"Sometimes, men think they have PPP, but when they describe the symptoms, such as burning or pain, that's highly suggestive of a serious condition, such as an infection," Dr. Groff said. "This website not only arms men with knowledge about PPP but also directs them to seek medical care immediately if their penile bumps are symptomatic of something more serious."
The information contained on this website is intended for informational and educational purposes only. Any statements made on this website have not been evaluated by the FDA and any information or products discussed are not intended to diagnose, cure, treat or prevent any disease or illness. Please consult a healthcare practitioner before making changes to your diet or taking supplements that may interfere with medications.
Pearly penile papules are very common; they are present in about 25% of adult males, and are harmless in nature. These bumps do not pose a risk to your health or the health of your sexual partner(s). They play no role in sexual performance and pose no health risk. For this reason, treatment is only advised if the bumps are a cause of psychological stress. If you decide to seek treatment, you should be sure to get a proper diagnosis from a doctor. Treatment is typically surgical removal of each papule via carbon dioxide laser surgery, radiosurgery, freezing, excisional surgery, or electro-desiccation. Other home remedies have also been used, although they are variable in effectiveness and should be carefully researched prior to use, as home attempts may be unsafe and can possibly worsen the appearance of the penis. These include applying gels or pastes such as toothpaste, castor oil, lemon juice, or eucalyptus oil to the papules for weeks at a time until the bumps seem to shrink in size.
Rehbein [3] studied 840 men aged 10-66 years and found an overall incidence of pearly penile papules of 30.1% in this group.

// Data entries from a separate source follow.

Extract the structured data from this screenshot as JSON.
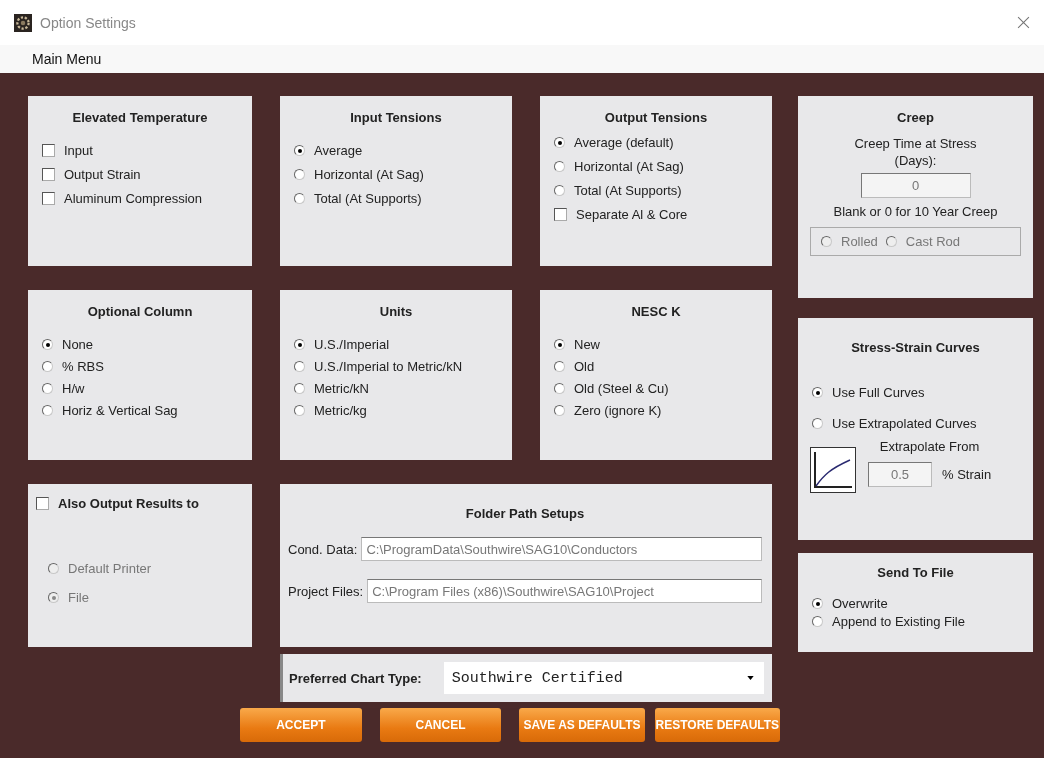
{
  "window": {
    "title": "Option Settings"
  },
  "menu_bar": {
    "items": [
      "Main Menu"
    ]
  },
  "elevated_temperature": {
    "title": "Elevated Temperature",
    "options": [
      {
        "label": "Input",
        "checked": false
      },
      {
        "label": "Output Strain",
        "checked": false
      },
      {
        "label": "Aluminum Compression",
        "checked": false
      }
    ]
  },
  "input_tensions": {
    "title": "Input Tensions",
    "options": [
      {
        "label": "Average",
        "selected": true
      },
      {
        "label": "Horizontal (At Sag)",
        "selected": false
      },
      {
        "label": "Total (At Supports)",
        "selected": false
      }
    ]
  },
  "output_tensions": {
    "title": "Output Tensions",
    "options": [
      {
        "label": "Average (default)",
        "selected": true
      },
      {
        "label": "Horizontal (At Sag)",
        "selected": false
      },
      {
        "label": "Total (At Supports)",
        "selected": false
      }
    ],
    "separate": {
      "label": "Separate Al & Core",
      "checked": false
    }
  },
  "creep": {
    "title": "Creep",
    "prompt": "Creep Time at Stress (Days):",
    "value": "0",
    "note": "Blank or 0  for 10 Year Creep",
    "disabled": true,
    "rod_types": [
      {
        "label": "Rolled",
        "selected": false
      },
      {
        "label": "Cast Rod",
        "selected": false
      }
    ]
  },
  "optional_column": {
    "title": "Optional Column",
    "options": [
      {
        "label": "None",
        "selected": true
      },
      {
        "label": "% RBS",
        "selected": false
      },
      {
        "label": "H/w",
        "selected": false
      },
      {
        "label": "Horiz & Vertical Sag",
        "selected": false
      }
    ]
  },
  "units": {
    "title": "Units",
    "options": [
      {
        "label": "U.S./Imperial",
        "selected": true
      },
      {
        "label": "U.S./Imperial to Metric/kN",
        "selected": false
      },
      {
        "label": "Metric/kN",
        "selected": false
      },
      {
        "label": "Metric/kg",
        "selected": false
      }
    ]
  },
  "nesc_k": {
    "title": "NESC K",
    "options": [
      {
        "label": "New",
        "selected": true
      },
      {
        "label": "Old",
        "selected": false
      },
      {
        "label": "Old (Steel & Cu)",
        "selected": false
      },
      {
        "label": "Zero (ignore K)",
        "selected": false
      }
    ]
  },
  "stress_strain_curves": {
    "title": "Stress-Strain Curves",
    "options": [
      {
        "label": "Use Full Curves",
        "selected": true
      },
      {
        "label": "Use Extrapolated Curves",
        "selected": false
      }
    ],
    "extrapolate_label": "Extrapolate From",
    "extrapolate_value": "0.5",
    "extrapolate_unit": "% Strain"
  },
  "also_output": {
    "label": "Also Output Results to",
    "checked": false,
    "disabled": true,
    "options": [
      {
        "label": "Default Printer",
        "selected": false
      },
      {
        "label": "File",
        "selected": true
      }
    ]
  },
  "folder_paths": {
    "title": "Folder Path Setups",
    "fields": [
      {
        "label": "Cond. Data:",
        "value": "C:\\ProgramData\\Southwire\\SAG10\\Conductors"
      },
      {
        "label": "Project Files:",
        "value": "C:\\Program Files (x86)\\Southwire\\SAG10\\Project"
      }
    ]
  },
  "send_to_file": {
    "title": "Send To File",
    "options": [
      {
        "label": "Overwrite",
        "selected": true
      },
      {
        "label": "Append to Existing File",
        "selected": false
      }
    ]
  },
  "chart_type": {
    "label": "Preferred Chart Type:",
    "value": "Southwire Certified"
  },
  "buttons": [
    "ACCEPT",
    "CANCEL",
    "SAVE AS DEFAULTS",
    "RESTORE DEFAULTS"
  ]
}
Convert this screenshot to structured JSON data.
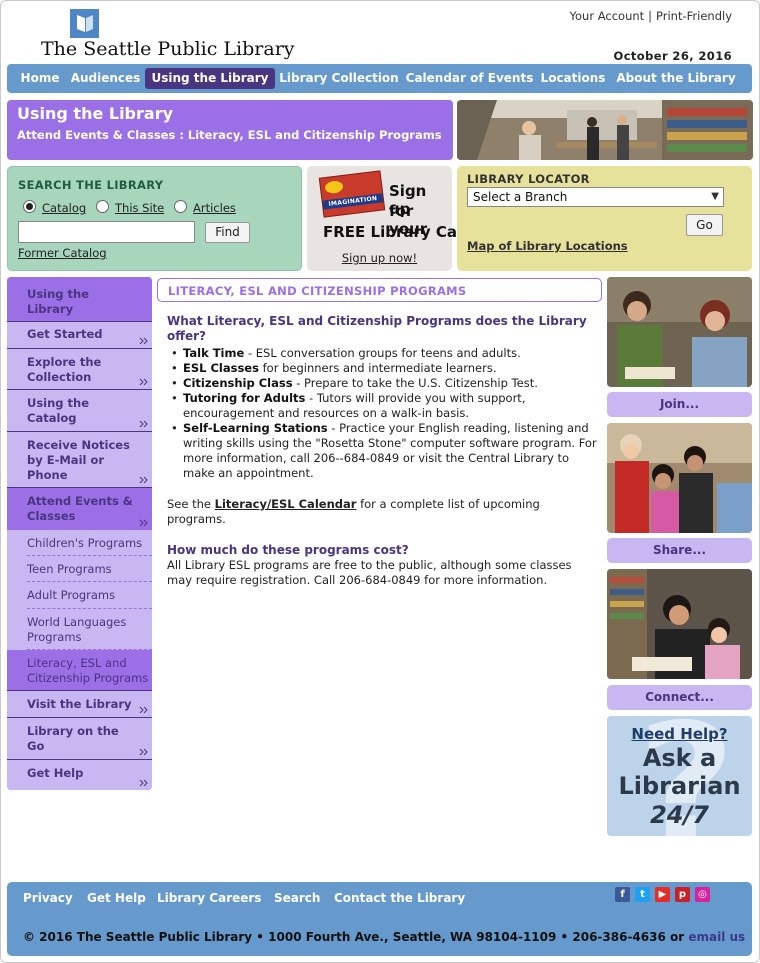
{
  "header": {
    "logo_text": "The Seattle Public Library",
    "your_account": "Your Account",
    "print_friendly": "Print-Friendly",
    "separator": "|",
    "date": "October 26, 2016"
  },
  "nav": {
    "items": [
      {
        "label": "Home"
      },
      {
        "label": "Audiences"
      },
      {
        "label": "Using the Library",
        "active": true
      },
      {
        "label": "Library Collection"
      },
      {
        "label": "Calendar of Events"
      },
      {
        "label": "Locations"
      },
      {
        "label": "About the Library"
      }
    ]
  },
  "banner": {
    "title": "Using the Library",
    "subtitle": "Attend Events & Classes : Literacy, ESL and Citizenship Programs"
  },
  "search": {
    "heading": "SEARCH THE LIBRARY",
    "options": [
      "Catalog",
      "This Site",
      "Articles"
    ],
    "selected": "Catalog",
    "input_value": "",
    "find_button": "Find",
    "former_catalog": "Former Catalog"
  },
  "signup": {
    "card_text": "IMAGINATION",
    "line1": "Sign up",
    "line2": "for your",
    "line3": "FREE Library Card!",
    "link": "Sign up now!"
  },
  "locator": {
    "heading": "LIBRARY LOCATOR",
    "select_value": "Select a Branch",
    "go_button": "Go",
    "map_link": "Map of Library Locations"
  },
  "sidebar": {
    "items": [
      {
        "label": "Using the Library",
        "kind": "top"
      },
      {
        "label": "Get Started"
      },
      {
        "label": "Explore the Collection"
      },
      {
        "label": "Using the Catalog"
      },
      {
        "label": "Receive Notices by E-Mail or Phone"
      },
      {
        "label": "Attend Events & Classes",
        "selected": true
      },
      {
        "label": "Children's Programs",
        "kind": "sub"
      },
      {
        "label": "Teen Programs",
        "kind": "sub"
      },
      {
        "label": "Adult Programs",
        "kind": "sub"
      },
      {
        "label": "World Languages Programs",
        "kind": "sub"
      },
      {
        "label": "Literacy, ESL and Citizenship Programs",
        "kind": "sub",
        "selected": true
      },
      {
        "label": "Visit the Library"
      },
      {
        "label": "Library on the Go"
      },
      {
        "label": "Get Help"
      }
    ]
  },
  "main": {
    "heading": "LITERACY, ESL AND CITIZENSHIP PROGRAMS",
    "q1": "What Literacy, ESL and Citizenship Programs does the Library offer?",
    "bullets": [
      {
        "term": "Talk Time",
        "text": " - ESL conversation groups for teens and adults."
      },
      {
        "term": "ESL Classes",
        "text": " for beginners and intermediate learners."
      },
      {
        "term": "Citizenship Class",
        "text": " - Prepare to take the U.S. Citizenship Test."
      },
      {
        "term": "Tutoring for Adults",
        "text": " - Tutors will provide you with support, encouragement and resources on a walk-in basis."
      },
      {
        "term": "Self-Learning Stations",
        "text": " - Practice your English reading, listening and writing skills using the \"Rosetta Stone\" computer software program. For more information, call 206--684-0849 or visit the Central Library to make an appointment."
      }
    ],
    "see_prefix": "See the ",
    "calendar_link": "Literacy/ESL Calendar",
    "see_suffix": " for a complete list of upcoming programs.",
    "q2": "How much do these programs cost?",
    "cost_text": "All Library ESL programs are free to the public, although some classes may require registration. Call 206-684-0849 for more information."
  },
  "right": {
    "buttons": [
      "Join...",
      "Share...",
      "Connect..."
    ],
    "ask": {
      "line1": "Need Help?",
      "line2": "Ask a",
      "line3": "Librarian",
      "line4": "24/7"
    }
  },
  "footer": {
    "links": [
      "Privacy",
      "Get Help",
      "Library Careers",
      "Search",
      "Contact the Library"
    ],
    "social": [
      {
        "icon": "facebook-icon",
        "glyph": "f",
        "color": "#3b5998"
      },
      {
        "icon": "twitter-icon",
        "glyph": "t",
        "color": "#1da1f2"
      },
      {
        "icon": "youtube-icon",
        "glyph": "▶",
        "color": "#e52d27"
      },
      {
        "icon": "pinterest-icon",
        "glyph": "p",
        "color": "#cb2027"
      },
      {
        "icon": "instagram-icon",
        "glyph": "◎",
        "color": "#d6249f"
      }
    ],
    "copyright": "© 2016 The Seattle Public Library • 1000 Fourth Ave., Seattle, WA 98104-1109 • 206-386-4636 or ",
    "email_link": "email us"
  },
  "colors": {
    "nav_blue": "#6699cc",
    "purple": "#9b6fe6",
    "dark_purple": "#4a3580",
    "light_purple": "#c9b7f1",
    "green_panel": "#a7d6bc",
    "yellow_panel": "#e6e19b"
  }
}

Black men in the study demonstrated a rate of pearly penile papules of 32.7% (44% in uncircumcised, 20.8% in circumcised black males). White men in the study demonstrated a rate of 13.9% (33.3% in uncircumcised, 7.1% in circumcised white males).